Start of Recorded data

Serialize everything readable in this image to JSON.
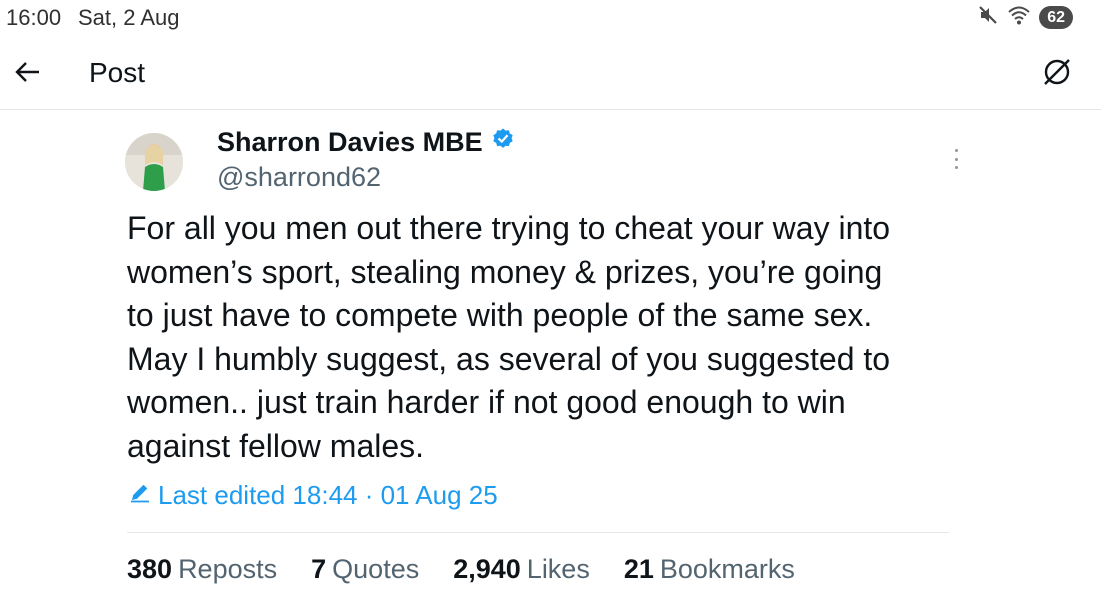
{
  "status_bar": {
    "time": "16:00",
    "date": "Sat, 2 Aug",
    "icons": [
      "mute-icon",
      "wifi-icon"
    ],
    "battery": "62"
  },
  "header": {
    "title": "Post",
    "back_icon": "arrow-left-icon",
    "grok_icon": "grok-icon"
  },
  "post": {
    "author_name": "Sharron Davies MBE",
    "verified": true,
    "handle": "@sharrond62",
    "text": "For all you men out there trying to cheat your way into\nwomen’s sport, stealing money & prizes, you’re going\nto just have to compete with people of the same sex.\nMay I humbly suggest, as several of you suggested to\nwomen..  just train harder if not good enough to win\nagainst fellow males.",
    "edited_label": "Last edited 18:44 · 01 Aug 25"
  },
  "stats": [
    {
      "count": "380",
      "label": "Reposts"
    },
    {
      "count": "7",
      "label": "Quotes"
    },
    {
      "count": "2,940",
      "label": "Likes"
    },
    {
      "count": "21",
      "label": "Bookmarks"
    }
  ],
  "colors": {
    "accent": "#1d9bf0",
    "text": "#0f1419",
    "secondary": "#536471"
  }
}
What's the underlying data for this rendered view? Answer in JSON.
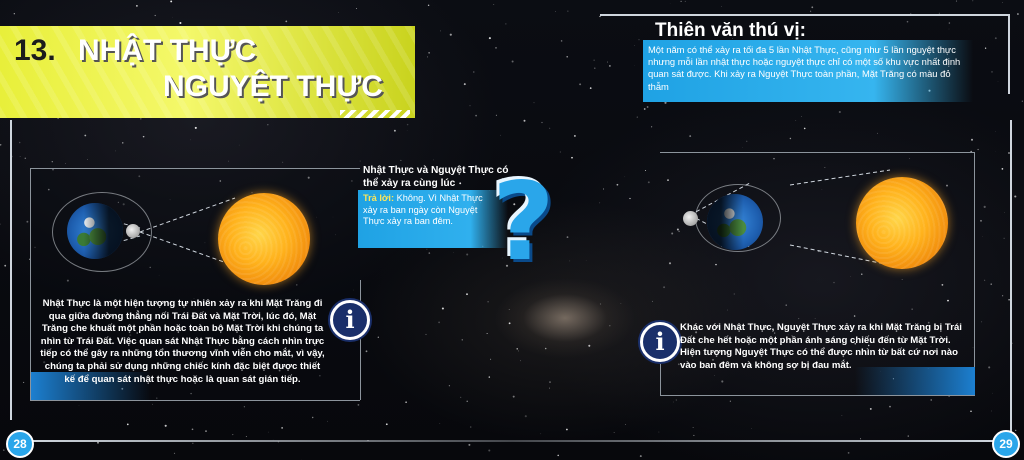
{
  "title": {
    "number": "13.",
    "line1": "NHẬT THỰC",
    "line2": "NGUYỆT THỰC"
  },
  "fact": {
    "heading": "Thiên văn thú vị:",
    "text": "Một năm có thể xảy ra tối đa 5 lần Nhật Thực, cũng như 5 lần nguyệt thực nhưng mỗi lần nhật thực hoặc nguyệt thực chỉ có một số khu vực nhất định quan sát được. Khi xảy ra Nguyệt Thực toàn phần, Mặt Trăng có màu đỏ thẫm"
  },
  "question": {
    "heading": "Nhật Thực và Nguyệt Thực có thể xảy ra cùng lúc",
    "answer_label": "Trả lời:",
    "answer_text": "Không. Vì Nhật Thực xảy ra ban ngày còn Nguyệt Thực xảy ra ban đêm.",
    "mark": "?"
  },
  "left_info": {
    "icon": "i",
    "text": "Nhật Thực là một hiện tượng tự nhiên xảy ra khi Mặt Trăng đi qua giữa đường thẳng nối Trái Đất và Mặt Trời, lúc đó, Mặt Trăng che khuất một phần hoặc toàn bộ Mặt Trời khi chúng ta nhìn từ Trái Đất. Việc quan sát Nhật Thực bằng cách nhìn trực tiếp có thể gây ra những tổn thương vĩnh viễn cho mắt, vì vậy, chúng ta phải sử dụng những chiếc kính đặc biệt được thiết kế để quan sát nhật thực hoặc là quan sát gián tiếp."
  },
  "right_info": {
    "icon": "i",
    "text": "Khác với Nhật Thực, Nguyệt Thực xảy ra khi Mặt Trăng bị Trái Đất che hết hoặc một phần ánh sáng chiếu đến từ Mặt Trời. Hiện tượng Nguyệt Thực có thể được nhìn từ bất cứ nơi nào vào ban đêm và không sợ bị đau mắt."
  },
  "pages": {
    "left": "28",
    "right": "29"
  },
  "colors": {
    "accent_blue": "#2aa6ea",
    "banner_yellow": "#e8ef3a",
    "sun_orange": "#f59a12"
  },
  "icons": [
    "info-icon",
    "question-mark-icon",
    "sun",
    "earth",
    "moon"
  ]
}
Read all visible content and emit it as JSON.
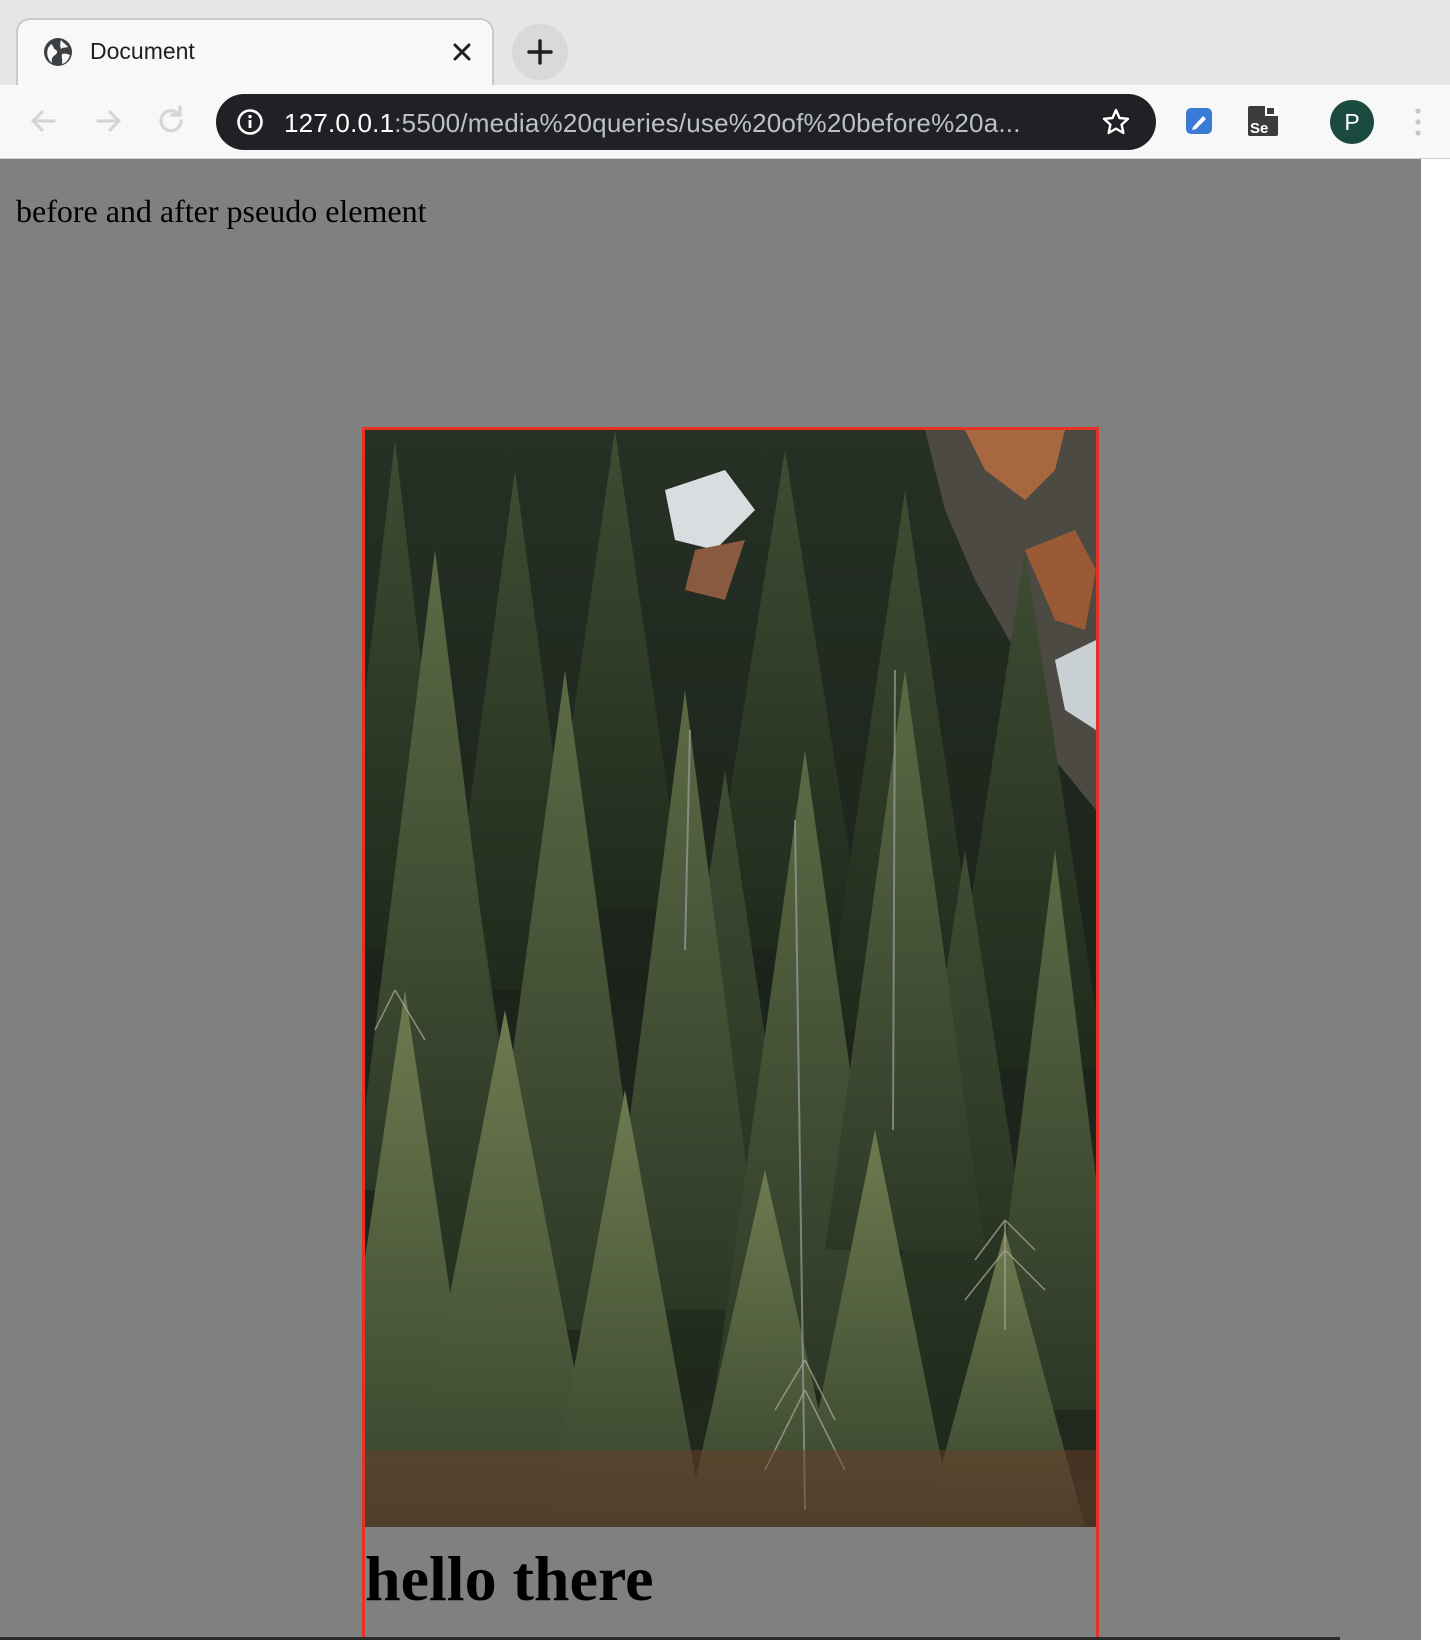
{
  "browser": {
    "tab": {
      "title": "Document",
      "favicon": "globe-icon",
      "close_icon": "close-icon"
    },
    "new_tab_icon": "plus-icon",
    "toolbar": {
      "back_icon": "arrow-left-icon",
      "forward_icon": "arrow-right-icon",
      "reload_icon": "reload-icon",
      "url_host": "127.0.0.1",
      "url_path": ":5500/media%20queries/use%20of%20before%20a...",
      "bookmark_icon": "star-icon",
      "extensions": [
        "pen-extension-icon",
        "selenium-ide-icon"
      ],
      "profile_initial": "P",
      "menu_icon": "kebab-menu-icon"
    }
  },
  "page": {
    "background_color": "#808080",
    "intro_text": "before and after pseudo element",
    "card": {
      "border_color": "#e53224",
      "image": "pine-forest-photo",
      "heading": "hello there"
    }
  }
}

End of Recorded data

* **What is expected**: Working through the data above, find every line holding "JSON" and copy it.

* **Result of the exercise**:
Serialize everything readable in this image to JSON.
What's the underlying data for this rendered view? Answer in JSON.
Read all visible content and emit it as JSON.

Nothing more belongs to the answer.